The traditional Kashaya language area is along the Pacific coast from north of Bodega Bay to Stewart’s Point and Annapolis. In pre-contact times, the Pomoan languages together probably had around 8,000 speakers (Kroeber 1925). In the 21st century, there are several dozen speakers of Kashaya (Golla 2011). However, tribal members and language activists have been pursuing language revitalization and reclamation (Kashaya language resources).

Map of the Pomoan languages
Map of the Pomoan languages (Walker 2020). For a large-scale map with village names, see Barrett 1908.

Kashaya (also spelled “Kashia” and called “Southwestern Pomo”) is one of seven languages that comprise the Pomoan language family; the others are Central Pomo, Eastern Pomo, Northeastern Pomo, Northern Pomo, Southeastern Pomo, and Southern Pomo. Together, the Pomoan languages form one branch of the hypothesized Hokan language family, the other members of which are Chimariko, Esselen, Karuk, the Palaihnihan languages (Achumawi and Atsugewi), Salinan, the Shastan languages (Konomihu, New River Shasta, Okwanuchu, and Shasta), Washo, Yana, and the Yuman languages (Cocopa, Kiliwa, Kumeyaay, Maricopa, Mojave, Pai, Paipai, and Quechan).

Grammatical information

Thumbnail sketch of Kashaya by Robert L. Oswalt, April 1962 [PDF] (Haas.063)

Selected archival materials at Berkeley

Selected materials in other archives

Further reading

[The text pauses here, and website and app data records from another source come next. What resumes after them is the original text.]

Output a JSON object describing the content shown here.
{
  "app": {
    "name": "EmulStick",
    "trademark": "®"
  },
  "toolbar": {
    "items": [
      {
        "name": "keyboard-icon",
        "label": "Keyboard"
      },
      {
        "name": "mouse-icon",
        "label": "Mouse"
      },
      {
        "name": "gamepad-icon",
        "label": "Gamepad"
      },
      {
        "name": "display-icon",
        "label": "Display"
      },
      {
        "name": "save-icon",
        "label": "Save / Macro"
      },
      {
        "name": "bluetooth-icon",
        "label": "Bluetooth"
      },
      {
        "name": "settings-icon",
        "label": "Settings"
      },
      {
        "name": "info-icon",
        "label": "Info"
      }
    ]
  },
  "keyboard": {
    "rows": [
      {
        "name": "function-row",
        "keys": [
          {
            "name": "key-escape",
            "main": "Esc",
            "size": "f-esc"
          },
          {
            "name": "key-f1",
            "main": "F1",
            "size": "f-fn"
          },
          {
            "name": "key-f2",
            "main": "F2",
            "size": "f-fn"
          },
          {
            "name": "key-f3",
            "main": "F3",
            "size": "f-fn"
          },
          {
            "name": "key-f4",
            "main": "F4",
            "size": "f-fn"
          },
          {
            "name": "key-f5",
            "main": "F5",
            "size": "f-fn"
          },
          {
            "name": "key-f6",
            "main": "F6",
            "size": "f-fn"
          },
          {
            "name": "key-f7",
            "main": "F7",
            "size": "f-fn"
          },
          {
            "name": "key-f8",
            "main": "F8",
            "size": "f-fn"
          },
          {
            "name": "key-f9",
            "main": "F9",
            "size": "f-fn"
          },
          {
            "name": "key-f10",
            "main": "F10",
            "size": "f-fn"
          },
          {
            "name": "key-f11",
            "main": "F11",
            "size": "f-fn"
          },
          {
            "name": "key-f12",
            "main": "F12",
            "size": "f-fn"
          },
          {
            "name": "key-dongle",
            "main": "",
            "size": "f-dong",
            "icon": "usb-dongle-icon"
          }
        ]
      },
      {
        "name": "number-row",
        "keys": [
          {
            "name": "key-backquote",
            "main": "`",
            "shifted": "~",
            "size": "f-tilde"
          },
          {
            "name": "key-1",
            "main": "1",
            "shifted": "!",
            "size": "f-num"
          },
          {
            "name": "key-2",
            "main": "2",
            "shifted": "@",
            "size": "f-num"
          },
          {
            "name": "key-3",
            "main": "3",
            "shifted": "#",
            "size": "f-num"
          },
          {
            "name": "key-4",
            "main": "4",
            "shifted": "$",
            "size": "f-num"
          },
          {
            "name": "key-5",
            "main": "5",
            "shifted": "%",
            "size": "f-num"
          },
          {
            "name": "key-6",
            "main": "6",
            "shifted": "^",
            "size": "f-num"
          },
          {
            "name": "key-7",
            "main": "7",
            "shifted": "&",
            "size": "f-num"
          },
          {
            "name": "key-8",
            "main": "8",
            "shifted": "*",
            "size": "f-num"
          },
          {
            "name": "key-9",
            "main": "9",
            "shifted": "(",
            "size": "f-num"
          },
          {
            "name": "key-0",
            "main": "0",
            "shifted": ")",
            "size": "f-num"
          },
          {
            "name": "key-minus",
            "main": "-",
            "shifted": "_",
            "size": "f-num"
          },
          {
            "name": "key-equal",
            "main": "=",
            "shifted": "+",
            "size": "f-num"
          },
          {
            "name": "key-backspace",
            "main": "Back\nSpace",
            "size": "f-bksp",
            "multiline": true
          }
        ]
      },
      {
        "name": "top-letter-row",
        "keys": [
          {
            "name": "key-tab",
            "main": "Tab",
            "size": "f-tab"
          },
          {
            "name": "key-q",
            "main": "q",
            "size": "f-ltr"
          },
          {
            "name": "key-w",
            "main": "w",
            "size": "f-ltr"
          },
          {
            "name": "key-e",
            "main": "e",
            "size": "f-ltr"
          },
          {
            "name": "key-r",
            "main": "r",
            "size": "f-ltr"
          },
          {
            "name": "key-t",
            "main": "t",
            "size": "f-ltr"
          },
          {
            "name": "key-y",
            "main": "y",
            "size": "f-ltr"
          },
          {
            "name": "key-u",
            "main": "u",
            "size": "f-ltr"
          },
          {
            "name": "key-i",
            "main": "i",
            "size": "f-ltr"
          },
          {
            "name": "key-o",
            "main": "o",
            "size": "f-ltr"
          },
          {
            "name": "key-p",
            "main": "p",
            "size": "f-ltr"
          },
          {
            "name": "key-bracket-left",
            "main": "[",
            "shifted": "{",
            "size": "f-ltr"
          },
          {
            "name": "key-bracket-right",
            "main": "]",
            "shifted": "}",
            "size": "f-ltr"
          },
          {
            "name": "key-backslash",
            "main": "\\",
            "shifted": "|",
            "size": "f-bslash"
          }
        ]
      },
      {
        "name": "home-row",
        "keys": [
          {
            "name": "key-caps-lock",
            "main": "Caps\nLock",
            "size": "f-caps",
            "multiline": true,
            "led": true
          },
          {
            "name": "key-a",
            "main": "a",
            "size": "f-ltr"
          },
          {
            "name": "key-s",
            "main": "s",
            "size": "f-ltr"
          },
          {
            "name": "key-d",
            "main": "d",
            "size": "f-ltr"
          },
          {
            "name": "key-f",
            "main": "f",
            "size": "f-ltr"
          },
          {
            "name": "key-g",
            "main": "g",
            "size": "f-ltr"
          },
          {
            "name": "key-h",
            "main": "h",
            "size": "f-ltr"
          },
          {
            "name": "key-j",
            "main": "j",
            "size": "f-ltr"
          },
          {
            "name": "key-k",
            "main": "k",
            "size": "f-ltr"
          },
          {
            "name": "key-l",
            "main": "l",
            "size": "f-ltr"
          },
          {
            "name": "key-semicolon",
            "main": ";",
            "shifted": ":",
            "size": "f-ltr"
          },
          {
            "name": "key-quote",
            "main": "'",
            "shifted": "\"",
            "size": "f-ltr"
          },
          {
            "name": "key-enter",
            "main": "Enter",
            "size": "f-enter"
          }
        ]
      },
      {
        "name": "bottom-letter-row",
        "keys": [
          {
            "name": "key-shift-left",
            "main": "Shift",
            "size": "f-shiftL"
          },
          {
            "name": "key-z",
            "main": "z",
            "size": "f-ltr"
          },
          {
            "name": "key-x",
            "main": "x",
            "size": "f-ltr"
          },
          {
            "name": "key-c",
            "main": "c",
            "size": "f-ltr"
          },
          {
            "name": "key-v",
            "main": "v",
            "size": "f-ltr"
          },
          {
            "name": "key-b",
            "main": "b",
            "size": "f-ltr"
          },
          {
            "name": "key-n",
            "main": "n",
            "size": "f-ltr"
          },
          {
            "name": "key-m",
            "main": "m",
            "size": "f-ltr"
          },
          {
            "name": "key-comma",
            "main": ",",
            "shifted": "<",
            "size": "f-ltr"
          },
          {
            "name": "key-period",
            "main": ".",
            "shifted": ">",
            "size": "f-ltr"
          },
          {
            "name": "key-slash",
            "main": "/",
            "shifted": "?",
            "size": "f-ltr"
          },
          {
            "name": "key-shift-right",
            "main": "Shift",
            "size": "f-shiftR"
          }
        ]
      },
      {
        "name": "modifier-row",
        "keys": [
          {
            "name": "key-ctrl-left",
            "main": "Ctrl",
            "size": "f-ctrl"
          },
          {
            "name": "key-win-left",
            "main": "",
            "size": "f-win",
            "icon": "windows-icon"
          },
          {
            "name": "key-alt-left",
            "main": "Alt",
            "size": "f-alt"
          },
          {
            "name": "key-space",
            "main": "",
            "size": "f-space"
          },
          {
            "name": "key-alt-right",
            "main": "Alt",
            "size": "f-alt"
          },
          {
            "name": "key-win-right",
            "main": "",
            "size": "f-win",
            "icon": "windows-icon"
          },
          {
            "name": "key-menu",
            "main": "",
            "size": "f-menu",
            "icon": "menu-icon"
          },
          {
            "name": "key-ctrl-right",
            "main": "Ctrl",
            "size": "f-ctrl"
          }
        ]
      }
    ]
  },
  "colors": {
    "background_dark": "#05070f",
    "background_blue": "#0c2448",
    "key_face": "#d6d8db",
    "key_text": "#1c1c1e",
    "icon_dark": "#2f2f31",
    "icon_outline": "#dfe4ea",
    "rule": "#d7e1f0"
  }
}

  • Barrett, S. A. 1908. The ethno-geography of the Pomo and neighboring Indians. University of California Publications in American Archaeology and Ethnology 6:1-322. [PDF]
  • Buckley, Eugene III. 1992. Theoretical Aspects of Kashaya Phonology and Morphology. Ph.D. dissertation, University of California, Berkeley. [PDF]
  • Golla, Victor. 2011. California Indian languages. Berkeley: University of California Press.
  • Oswalt, Robert L. 1961. A Kashaya grammar (Southwestern Pomo). Ph.D. dissertation, University of California, Berkeley. [PDF]
  • Oswalt, Robert L. 1964. Kashaya texts. Berkeley: University of California Press.